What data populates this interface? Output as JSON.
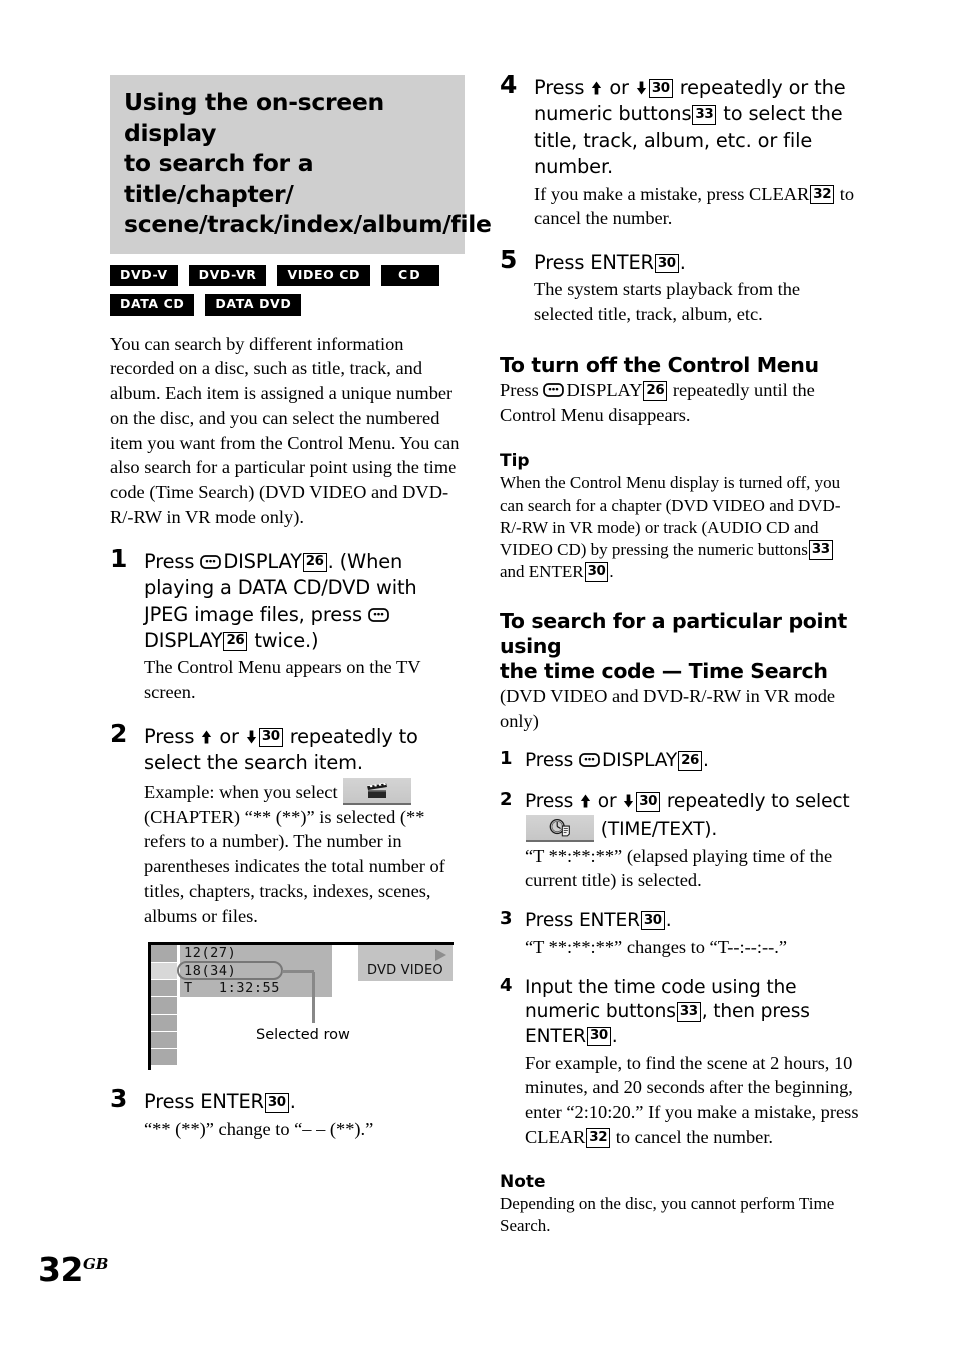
{
  "page": {
    "number": "32",
    "region_suffix": "GB"
  },
  "section": {
    "banner_title": "Using the on-screen display to search for a title/chapter/scene/track/index/album/file",
    "banner_lines": [
      "Using the on-screen display",
      "to search for a title/chapter/",
      "scene/track/index/album/file"
    ],
    "media_badges": [
      "DVD-V",
      "DVD-VR",
      "VIDEO CD",
      "CD",
      "DATA CD",
      "DATA DVD"
    ],
    "intro": "You can search by different information recorded on a disc, such as title, track, and album. Each item is assigned a unique number on the disc, and you can select the numbered item you want from the Control Menu. You can also search for a particular point using the time code (Time Search) (DVD VIDEO and DVD-R/-RW in VR mode only)."
  },
  "steps_main": [
    {
      "num": "1",
      "headline_a": "Press",
      "headline_b": "DISPLAY",
      "ref1": "26",
      "headline_c": ". (When playing a DATA CD/DVD with JPEG image files, press",
      "headline_d": "DISPLAY",
      "ref2": "26",
      "headline_e": "twice.)",
      "detail": "The Control Menu appears on the TV screen."
    },
    {
      "num": "2",
      "headline_a": "Press",
      "headline_or": "or",
      "ref1": "30",
      "headline_b": "repeatedly to select the search item.",
      "detail_a": "Example: when you select",
      "detail_b": "(CHAPTER)",
      "detail_c": "“** (**)” is selected (** refers to a number). The number in parentheses indicates the total number of titles, chapters, tracks, indexes, scenes, albums or files."
    },
    {
      "num": "3",
      "headline_a": "Press ENTER",
      "ref1": "30",
      "headline_b": ".",
      "detail": "“** (**)” change to “– – (**).”"
    }
  ],
  "osd": {
    "row1": "12(27)",
    "row2": "18(34)",
    "row3": "T   1:32:55",
    "disc_label": "DVD VIDEO",
    "callout": "Selected row"
  },
  "steps_right": [
    {
      "num": "4",
      "headline_a": "Press",
      "headline_or": "or",
      "ref1": "30",
      "headline_b": "repeatedly or the numeric buttons",
      "ref2": "33",
      "headline_c": "to select the title, track, album, etc. or file number.",
      "detail_a": "If you make a mistake, press CLEAR",
      "ref3": "32",
      "detail_b": "to cancel the number."
    },
    {
      "num": "5",
      "headline_a": "Press ENTER",
      "ref1": "30",
      "headline_b": ".",
      "detail": "The system starts playback from the selected title, track, album, etc."
    }
  ],
  "turn_off": {
    "heading": "To turn off the Control Menu",
    "text_a": "Press",
    "text_b": "DISPLAY",
    "ref1": "26",
    "text_c": "repeatedly until the Control Menu disappears."
  },
  "tip": {
    "heading": "Tip",
    "text_a": "When the Control Menu display is turned off, you can search for a chapter (DVD VIDEO and DVD-R/-RW in VR mode) or track (AUDIO CD and VIDEO CD) by pressing the numeric buttons",
    "ref1": "33",
    "text_b": "and ENTER",
    "ref2": "30",
    "text_c": "."
  },
  "time_search": {
    "heading_lines": [
      "To search for a particular point using",
      "the time code — Time Search"
    ],
    "heading": "To search for a particular point using the time code — Time Search",
    "subtitle": "(DVD VIDEO and DVD-R/-RW in VR mode only)",
    "steps": [
      {
        "num": "1",
        "headline_a": "Press",
        "headline_b": "DISPLAY",
        "ref1": "26",
        "headline_c": "."
      },
      {
        "num": "2",
        "headline_a": "Press",
        "headline_or": "or",
        "ref1": "30",
        "headline_b": "repeatedly to select",
        "headline_c": "(TIME/TEXT).",
        "detail": "“T **:**:**” (elapsed playing time of the current title) is selected."
      },
      {
        "num": "3",
        "headline_a": "Press ENTER",
        "ref1": "30",
        "headline_b": ".",
        "detail": "“T **:**:**” changes to “T--:--:--.”"
      },
      {
        "num": "4",
        "headline_a": "Input the time code using the numeric buttons",
        "ref1": "33",
        "headline_b": ", then press ENTER",
        "ref2": "30",
        "headline_c": ".",
        "detail_a": "For example, to find the scene at 2 hours, 10 minutes, and 20 seconds after the beginning, enter “2:10:20.” If you make a mistake, press CLEAR",
        "ref3": "32",
        "detail_b": "to cancel the number."
      }
    ]
  },
  "note": {
    "heading": "Note",
    "text": "Depending on the disc, you cannot perform Time Search."
  },
  "colors": {
    "banner_bg": "#cfcfcf",
    "badge_bg": "#000000",
    "osd_row_bg": "#b4b4b4",
    "osd_cell": "#a9a9a9",
    "osd_cell_active": "#d8d8d8"
  }
}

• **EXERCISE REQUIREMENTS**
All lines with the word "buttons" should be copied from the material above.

• **RESULT OF THE EXERCISE**
      "headline_b": "repeatedly or the numeric buttons",
    "text_a": "When the Control Menu display is turned off, you can search for a chapter (DVD VIDEO and DVD-R/-RW in VR mode) or track (AUDIO CD and VIDEO CD) by pressing the numeric buttons",
        "headline_a": "Input the time code using the numeric buttons",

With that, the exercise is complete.